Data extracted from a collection
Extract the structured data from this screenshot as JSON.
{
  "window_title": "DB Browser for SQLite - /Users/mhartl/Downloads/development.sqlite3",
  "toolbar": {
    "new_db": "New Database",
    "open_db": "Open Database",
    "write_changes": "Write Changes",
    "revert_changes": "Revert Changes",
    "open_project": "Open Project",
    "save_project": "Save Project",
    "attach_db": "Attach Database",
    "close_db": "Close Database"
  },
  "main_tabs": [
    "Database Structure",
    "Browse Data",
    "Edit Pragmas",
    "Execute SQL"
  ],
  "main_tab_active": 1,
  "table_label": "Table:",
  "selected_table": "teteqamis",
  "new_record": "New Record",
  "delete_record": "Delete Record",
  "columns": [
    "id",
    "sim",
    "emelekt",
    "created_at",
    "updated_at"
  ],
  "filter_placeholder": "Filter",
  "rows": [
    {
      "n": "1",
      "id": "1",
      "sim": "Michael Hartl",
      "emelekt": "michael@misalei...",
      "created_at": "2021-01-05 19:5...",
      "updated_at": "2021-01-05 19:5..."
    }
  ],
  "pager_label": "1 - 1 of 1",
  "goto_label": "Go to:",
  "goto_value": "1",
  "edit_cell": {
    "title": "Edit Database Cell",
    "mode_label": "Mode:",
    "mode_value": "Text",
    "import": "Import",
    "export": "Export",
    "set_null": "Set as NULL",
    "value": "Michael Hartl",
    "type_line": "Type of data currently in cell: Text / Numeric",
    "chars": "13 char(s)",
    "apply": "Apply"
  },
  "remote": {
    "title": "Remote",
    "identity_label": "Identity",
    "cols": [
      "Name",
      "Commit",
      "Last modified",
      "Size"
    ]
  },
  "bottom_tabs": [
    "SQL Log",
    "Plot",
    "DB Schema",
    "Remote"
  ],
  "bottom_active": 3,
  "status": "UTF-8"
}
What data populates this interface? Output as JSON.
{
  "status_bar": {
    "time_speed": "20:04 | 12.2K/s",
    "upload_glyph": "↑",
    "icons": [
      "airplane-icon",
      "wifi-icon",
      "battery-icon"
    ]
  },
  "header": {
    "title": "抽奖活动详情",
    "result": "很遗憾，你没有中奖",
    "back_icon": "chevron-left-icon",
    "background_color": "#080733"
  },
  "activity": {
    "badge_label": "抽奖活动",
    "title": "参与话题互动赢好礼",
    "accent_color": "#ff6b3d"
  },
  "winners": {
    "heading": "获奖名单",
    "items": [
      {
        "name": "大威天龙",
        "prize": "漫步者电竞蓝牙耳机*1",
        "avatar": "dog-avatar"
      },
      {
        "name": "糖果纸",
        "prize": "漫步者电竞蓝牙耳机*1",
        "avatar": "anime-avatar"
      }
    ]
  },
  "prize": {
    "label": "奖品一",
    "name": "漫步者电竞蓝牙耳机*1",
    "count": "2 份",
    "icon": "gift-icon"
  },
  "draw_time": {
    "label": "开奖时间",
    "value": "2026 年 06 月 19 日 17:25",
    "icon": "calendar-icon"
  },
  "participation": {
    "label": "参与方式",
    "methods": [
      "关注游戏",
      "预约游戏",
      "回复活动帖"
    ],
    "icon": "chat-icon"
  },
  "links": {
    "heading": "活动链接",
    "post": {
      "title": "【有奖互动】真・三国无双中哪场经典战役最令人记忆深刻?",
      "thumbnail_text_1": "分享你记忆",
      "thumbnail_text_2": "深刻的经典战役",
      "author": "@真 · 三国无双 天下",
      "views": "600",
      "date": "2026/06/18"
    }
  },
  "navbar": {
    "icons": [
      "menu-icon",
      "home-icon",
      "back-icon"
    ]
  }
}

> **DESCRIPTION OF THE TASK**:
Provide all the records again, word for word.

> **SOLUTION FOR THIS PROBLEM**:
Extract the structured data from this screenshot as JSON.
{
  "window_title": "DB Browser for SQLite - /Users/mhartl/Downloads/development.sqlite3",
  "toolbar": {
    "new_db": "New Database",
    "open_db": "Open Database",
    "write_changes": "Write Changes",
    "revert_changes": "Revert Changes",
    "open_project": "Open Project",
    "save_project": "Save Project",
    "attach_db": "Attach Database",
    "close_db": "Close Database"
  },
  "main_tabs": [
    "Database Structure",
    "Browse Data",
    "Edit Pragmas",
    "Execute SQL"
  ],
  "main_tab_active": 1,
  "table_label": "Table:",
  "selected_table": "teteqamis",
  "new_record": "New Record",
  "delete_record": "Delete Record",
  "columns": [
    "id",
    "sim",
    "emelekt",
    "created_at",
    "updated_at"
  ],
  "filter_placeholder": "Filter",
  "rows": [
    {
      "n": "1",
      "id": "1",
      "sim": "Michael Hartl",
      "emelekt": "michael@misalei...",
      "created_at": "2021-01-05 19:5...",
      "updated_at": "2021-01-05 19:5..."
    }
  ],
  "pager_label": "1 - 1 of 1",
  "goto_label": "Go to:",
  "goto_value": "1",
  "edit_cell": {
    "title": "Edit Database Cell",
    "mode_label": "Mode:",
    "mode_value": "Text",
    "import": "Import",
    "export": "Export",
    "set_null": "Set as NULL",
    "value": "Michael Hartl",
    "type_line": "Type of data currently in cell: Text / Numeric",
    "chars": "13 char(s)",
    "apply": "Apply"
  },
  "remote": {
    "title": "Remote",
    "identity_label": "Identity",
    "cols": [
      "Name",
      "Commit",
      "Last modified",
      "Size"
    ]
  },
  "bottom_tabs": [
    "SQL Log",
    "Plot",
    "DB Schema",
    "Remote"
  ],
  "bottom_active": 3,
  "status": "UTF-8"
}
What data populates this interface? Output as JSON.
{
  "status_bar": {
    "time_speed": "20:04 | 12.2K/s",
    "upload_glyph": "↑",
    "icons": [
      "airplane-icon",
      "wifi-icon",
      "battery-icon"
    ]
  },
  "header": {
    "title": "抽奖活动详情",
    "result": "很遗憾，你没有中奖",
    "back_icon": "chevron-left-icon",
    "background_color": "#080733"
  },
  "activity": {
    "badge_label": "抽奖活动",
    "title": "参与话题互动赢好礼",
    "accent_color": "#ff6b3d"
  },
  "winners": {
    "heading": "获奖名单",
    "items": [
      {
        "name": "大威天龙",
        "prize": "漫步者电竞蓝牙耳机*1",
        "avatar": "dog-avatar"
      },
      {
        "name": "糖果纸",
        "prize": "漫步者电竞蓝牙耳机*1",
        "avatar": "anime-avatar"
      }
    ]
  },
  "prize": {
    "label": "奖品一",
    "name": "漫步者电竞蓝牙耳机*1",
    "count": "2 份",
    "icon": "gift-icon"
  },
  "draw_time": {
    "label": "开奖时间",
    "value": "2026 年 06 月 19 日 17:25",
    "icon": "calendar-icon"
  },
  "participation": {
    "label": "参与方式",
    "methods": [
      "关注游戏",
      "预约游戏",
      "回复活动帖"
    ],
    "icon": "chat-icon"
  },
  "links": {
    "heading": "活动链接",
    "post": {
      "title": "【有奖互动】真・三国无双中哪场经典战役最令人记忆深刻?",
      "thumbnail_text_1": "分享你记忆",
      "thumbnail_text_2": "深刻的经典战役",
      "author": "@真 · 三国无双 天下",
      "views": "600",
      "date": "2026/06/18"
    }
  },
  "navbar": {
    "icons": [
      "menu-icon",
      "home-icon",
      "back-icon"
    ]
  }
}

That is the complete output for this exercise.